Suddenly, it comes to you. There it is, the solution to your problem, arising unbidden from the depths of your mind. In that moment, you feel like a creative genius, and perhaps you are.
But here’s the thing. This is not what creativity is.
The incident described above is the production of an idea. An idea is by definition something new, which makes it potentially creative. But is it creative? In that moment in which it arises, it might appear to be the ideal solution, but until you test it, and tweak it, and analyze it, and prototype it, and compare it to other solutions, etc. – it is just an idea.
As Dr. Gerard Puccio, head of the International Center for Studies in Creativity, says, “ideas are cheap.” And it’s true: ideas are abundant. When I facilitate a Creative Problem Solving session, the group generates lots of ideas – sometimes hundreds of ideas. So I’ll say it again: ideas are by definition new, which makes them potentially creative. But it cheapens creativity to give it the same status as ideas. The hard work of creativity is the entire process of developing something new and valuable. Here’s what creativity looks like:
Hard Work > Aha! > Hard Work
The hard work that comes first is the preparation one must do to be able to think creatively in a certain domain. Preparation includes acquiring the necessary knowledge and/or skills, developing problem awareness, understanding the current solutions, etc.
To be able to solve world hunger, you must become an expert in world hunger. (You can substitute any field of endeavor in that sentence: interior design, molecular biology, poetry, package design, or whatever it is you do.) This is why, as Malcolm Gladwell points out in Outliers, that extraordinary accomplishment in a domain comes after about 10,000 hours of preparation.
The hard work that comes after the “aha!” is when you take the idea(s) and forge them into workable solutions.
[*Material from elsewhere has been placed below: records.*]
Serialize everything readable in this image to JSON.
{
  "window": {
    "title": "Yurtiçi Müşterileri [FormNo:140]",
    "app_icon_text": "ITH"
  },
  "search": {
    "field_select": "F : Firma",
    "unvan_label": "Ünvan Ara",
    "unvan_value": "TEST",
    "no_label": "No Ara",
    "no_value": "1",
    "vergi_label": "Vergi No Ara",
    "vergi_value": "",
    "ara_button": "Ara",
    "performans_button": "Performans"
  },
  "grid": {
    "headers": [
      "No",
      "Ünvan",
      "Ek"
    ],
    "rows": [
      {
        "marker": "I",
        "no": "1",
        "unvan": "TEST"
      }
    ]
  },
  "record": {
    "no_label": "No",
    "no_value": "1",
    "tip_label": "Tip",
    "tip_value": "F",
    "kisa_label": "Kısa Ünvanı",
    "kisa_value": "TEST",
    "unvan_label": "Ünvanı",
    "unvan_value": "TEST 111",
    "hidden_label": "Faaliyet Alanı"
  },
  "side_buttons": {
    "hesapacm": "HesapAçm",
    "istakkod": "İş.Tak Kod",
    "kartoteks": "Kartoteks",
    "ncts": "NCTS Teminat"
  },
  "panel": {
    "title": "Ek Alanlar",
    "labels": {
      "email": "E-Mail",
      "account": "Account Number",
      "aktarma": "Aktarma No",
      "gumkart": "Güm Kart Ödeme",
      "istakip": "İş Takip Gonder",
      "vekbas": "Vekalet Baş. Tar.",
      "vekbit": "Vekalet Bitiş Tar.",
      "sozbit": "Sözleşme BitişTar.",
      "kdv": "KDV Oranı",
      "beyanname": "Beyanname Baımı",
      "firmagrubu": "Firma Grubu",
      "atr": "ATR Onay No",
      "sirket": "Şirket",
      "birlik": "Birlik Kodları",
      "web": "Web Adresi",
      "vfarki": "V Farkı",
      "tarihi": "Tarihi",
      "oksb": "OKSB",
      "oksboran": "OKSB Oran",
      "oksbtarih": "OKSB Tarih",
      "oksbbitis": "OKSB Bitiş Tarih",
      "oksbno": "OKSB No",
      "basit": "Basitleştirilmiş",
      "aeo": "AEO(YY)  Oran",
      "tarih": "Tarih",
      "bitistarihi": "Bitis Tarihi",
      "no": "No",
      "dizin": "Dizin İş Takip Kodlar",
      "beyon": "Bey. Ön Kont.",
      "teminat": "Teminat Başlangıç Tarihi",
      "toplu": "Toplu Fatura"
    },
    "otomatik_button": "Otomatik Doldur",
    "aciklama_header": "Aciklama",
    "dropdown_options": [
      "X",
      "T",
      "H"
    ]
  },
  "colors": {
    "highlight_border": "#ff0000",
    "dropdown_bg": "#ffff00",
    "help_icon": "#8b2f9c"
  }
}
Together, these periods of hard work make up the 99% perspiration that Thomas Edison mentioned. Even the “aha!” might not be there: in a deliberate creative process, ideas are often the result of hard work, too:
Hard Work > Hard Work > Hard Work
Or, more to the point:
Hard Work (Preparation) > Hard Work (Generating Ideas) > Hard Work (Crafting Solutions)
Eureka moments exist. They are real. And sometimes, that idea from within is the real thing. But no idea becomes a solution without the hard work that surrounds it. And not doing the hard work – due to lack of motivation, lack of follow-through, lack of resources, or lack of whatever – is precisely why most ideas remain just that: ideas.
Gladwell, M. (2008). Outliers: The story of success. New York: Little, Brown.